┌──

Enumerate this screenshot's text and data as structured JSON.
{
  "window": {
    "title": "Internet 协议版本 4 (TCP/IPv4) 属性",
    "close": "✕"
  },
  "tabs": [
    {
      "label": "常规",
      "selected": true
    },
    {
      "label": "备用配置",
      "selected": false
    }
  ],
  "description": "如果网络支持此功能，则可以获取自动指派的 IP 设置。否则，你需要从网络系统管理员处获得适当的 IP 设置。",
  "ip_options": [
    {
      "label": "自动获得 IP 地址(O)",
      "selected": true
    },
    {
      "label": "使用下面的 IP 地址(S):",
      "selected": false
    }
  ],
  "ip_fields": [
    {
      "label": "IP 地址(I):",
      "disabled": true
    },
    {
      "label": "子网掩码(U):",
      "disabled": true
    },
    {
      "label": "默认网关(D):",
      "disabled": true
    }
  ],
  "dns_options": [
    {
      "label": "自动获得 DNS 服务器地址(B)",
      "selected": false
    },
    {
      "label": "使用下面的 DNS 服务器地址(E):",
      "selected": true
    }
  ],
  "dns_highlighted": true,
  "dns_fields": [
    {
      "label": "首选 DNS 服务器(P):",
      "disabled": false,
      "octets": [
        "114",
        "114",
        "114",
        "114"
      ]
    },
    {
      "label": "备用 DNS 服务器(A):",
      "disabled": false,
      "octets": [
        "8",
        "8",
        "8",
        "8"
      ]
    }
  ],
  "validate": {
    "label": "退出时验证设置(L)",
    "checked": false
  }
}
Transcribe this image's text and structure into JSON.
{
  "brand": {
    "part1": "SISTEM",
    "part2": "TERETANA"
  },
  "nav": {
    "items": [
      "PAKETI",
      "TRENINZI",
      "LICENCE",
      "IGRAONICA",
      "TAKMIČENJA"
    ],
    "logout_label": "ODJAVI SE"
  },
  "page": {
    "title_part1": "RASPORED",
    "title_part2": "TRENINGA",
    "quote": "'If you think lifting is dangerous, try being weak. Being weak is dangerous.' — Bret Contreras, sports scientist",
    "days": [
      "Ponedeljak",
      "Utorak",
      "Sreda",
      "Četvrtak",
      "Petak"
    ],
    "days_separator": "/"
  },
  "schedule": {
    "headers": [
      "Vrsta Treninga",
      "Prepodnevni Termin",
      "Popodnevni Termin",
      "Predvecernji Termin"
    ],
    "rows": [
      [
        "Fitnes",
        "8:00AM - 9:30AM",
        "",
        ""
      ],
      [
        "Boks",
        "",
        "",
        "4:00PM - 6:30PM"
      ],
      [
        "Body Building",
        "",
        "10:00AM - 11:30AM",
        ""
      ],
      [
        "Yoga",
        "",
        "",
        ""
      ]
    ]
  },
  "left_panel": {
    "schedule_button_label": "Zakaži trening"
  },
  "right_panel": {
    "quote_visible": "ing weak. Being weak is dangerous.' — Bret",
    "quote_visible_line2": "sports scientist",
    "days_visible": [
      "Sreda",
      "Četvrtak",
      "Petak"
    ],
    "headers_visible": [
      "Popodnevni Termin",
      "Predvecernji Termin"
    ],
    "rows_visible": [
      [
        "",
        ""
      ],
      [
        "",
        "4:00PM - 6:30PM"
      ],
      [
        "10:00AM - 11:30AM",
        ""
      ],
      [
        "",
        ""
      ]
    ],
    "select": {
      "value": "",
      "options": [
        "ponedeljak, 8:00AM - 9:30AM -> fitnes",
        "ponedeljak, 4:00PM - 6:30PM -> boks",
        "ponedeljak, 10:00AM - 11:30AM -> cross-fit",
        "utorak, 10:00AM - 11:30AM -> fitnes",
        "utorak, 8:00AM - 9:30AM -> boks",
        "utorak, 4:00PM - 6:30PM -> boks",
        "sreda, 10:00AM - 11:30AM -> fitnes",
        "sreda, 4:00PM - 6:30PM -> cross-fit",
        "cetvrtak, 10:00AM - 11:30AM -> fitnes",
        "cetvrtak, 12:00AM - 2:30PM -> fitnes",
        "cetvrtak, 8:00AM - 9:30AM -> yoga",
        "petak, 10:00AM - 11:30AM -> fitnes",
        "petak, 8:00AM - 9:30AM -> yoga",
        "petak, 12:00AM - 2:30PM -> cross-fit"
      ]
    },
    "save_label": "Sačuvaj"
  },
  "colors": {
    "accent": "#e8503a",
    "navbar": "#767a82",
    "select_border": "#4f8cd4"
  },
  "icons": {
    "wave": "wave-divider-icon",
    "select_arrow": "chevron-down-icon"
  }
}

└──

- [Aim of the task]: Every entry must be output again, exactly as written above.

- [Written response]:
Enumerate this screenshot's text and data as structured JSON.
{
  "window": {
    "title": "Internet 协议版本 4 (TCP/IPv4) 属性",
    "close": "✕"
  },
  "tabs": [
    {
      "label": "常规",
      "selected": true
    },
    {
      "label": "备用配置",
      "selected": false
    }
  ],
  "description": "如果网络支持此功能，则可以获取自动指派的 IP 设置。否则，你需要从网络系统管理员处获得适当的 IP 设置。",
  "ip_options": [
    {
      "label": "自动获得 IP 地址(O)",
      "selected": true
    },
    {
      "label": "使用下面的 IP 地址(S):",
      "selected": false
    }
  ],
  "ip_fields": [
    {
      "label": "IP 地址(I):",
      "disabled": true
    },
    {
      "label": "子网掩码(U):",
      "disabled": true
    },
    {
      "label": "默认网关(D):",
      "disabled": true
    }
  ],
  "dns_options": [
    {
      "label": "自动获得 DNS 服务器地址(B)",
      "selected": false
    },
    {
      "label": "使用下面的 DNS 服务器地址(E):",
      "selected": true
    }
  ],
  "dns_highlighted": true,
  "dns_fields": [
    {
      "label": "首选 DNS 服务器(P):",
      "disabled": false,
      "octets": [
        "114",
        "114",
        "114",
        "114"
      ]
    },
    {
      "label": "备用 DNS 服务器(A):",
      "disabled": false,
      "octets": [
        "8",
        "8",
        "8",
        "8"
      ]
    }
  ],
  "validate": {
    "label": "退出时验证设置(L)",
    "checked": false
  }
}
Transcribe this image's text and structure into JSON.
{
  "brand": {
    "part1": "SISTEM",
    "part2": "TERETANA"
  },
  "nav": {
    "items": [
      "PAKETI",
      "TRENINZI",
      "LICENCE",
      "IGRAONICA",
      "TAKMIČENJA"
    ],
    "logout_label": "ODJAVI SE"
  },
  "page": {
    "title_part1": "RASPORED",
    "title_part2": "TRENINGA",
    "quote": "'If you think lifting is dangerous, try being weak. Being weak is dangerous.' — Bret Contreras, sports scientist",
    "days": [
      "Ponedeljak",
      "Utorak",
      "Sreda",
      "Četvrtak",
      "Petak"
    ],
    "days_separator": "/"
  },
  "schedule": {
    "headers": [
      "Vrsta Treninga",
      "Prepodnevni Termin",
      "Popodnevni Termin",
      "Predvecernji Termin"
    ],
    "rows": [
      [
        "Fitnes",
        "8:00AM - 9:30AM",
        "",
        ""
      ],
      [
        "Boks",
        "",
        "",
        "4:00PM - 6:30PM"
      ],
      [
        "Body Building",
        "",
        "10:00AM - 11:30AM",
        ""
      ],
      [
        "Yoga",
        "",
        "",
        ""
      ]
    ]
  },
  "left_panel": {
    "schedule_button_label": "Zakaži trening"
  },
  "right_panel": {
    "quote_visible": "ing weak. Being weak is dangerous.' — Bret",
    "quote_visible_line2": "sports scientist",
    "days_visible": [
      "Sreda",
      "Četvrtak",
      "Petak"
    ],
    "headers_visible": [
      "Popodnevni Termin",
      "Predvecernji Termin"
    ],
    "rows_visible": [
      [
        "",
        ""
      ],
      [
        "",
        "4:00PM - 6:30PM"
      ],
      [
        "10:00AM - 11:30AM",
        ""
      ],
      [
        "",
        ""
      ]
    ],
    "select": {
      "value": "",
      "options": [
        "ponedeljak, 8:00AM - 9:30AM -> fitnes",
        "ponedeljak, 4:00PM - 6:30PM -> boks",
        "ponedeljak, 10:00AM - 11:30AM -> cross-fit",
        "utorak, 10:00AM - 11:30AM -> fitnes",
        "utorak, 8:00AM - 9:30AM -> boks",
        "utorak, 4:00PM - 6:30PM -> boks",
        "sreda, 10:00AM - 11:30AM -> fitnes",
        "sreda, 4:00PM - 6:30PM -> cross-fit",
        "cetvrtak, 10:00AM - 11:30AM -> fitnes",
        "cetvrtak, 12:00AM - 2:30PM -> fitnes",
        "cetvrtak, 8:00AM - 9:30AM -> yoga",
        "petak, 10:00AM - 11:30AM -> fitnes",
        "petak, 8:00AM - 9:30AM -> yoga",
        "petak, 12:00AM - 2:30PM -> cross-fit"
      ]
    },
    "save_label": "Sačuvaj"
  },
  "colors": {
    "accent": "#e8503a",
    "navbar": "#767a82",
    "select_border": "#4f8cd4"
  },
  "icons": {
    "wave": "wave-divider-icon",
    "select_arrow": "chevron-down-icon"
  }
}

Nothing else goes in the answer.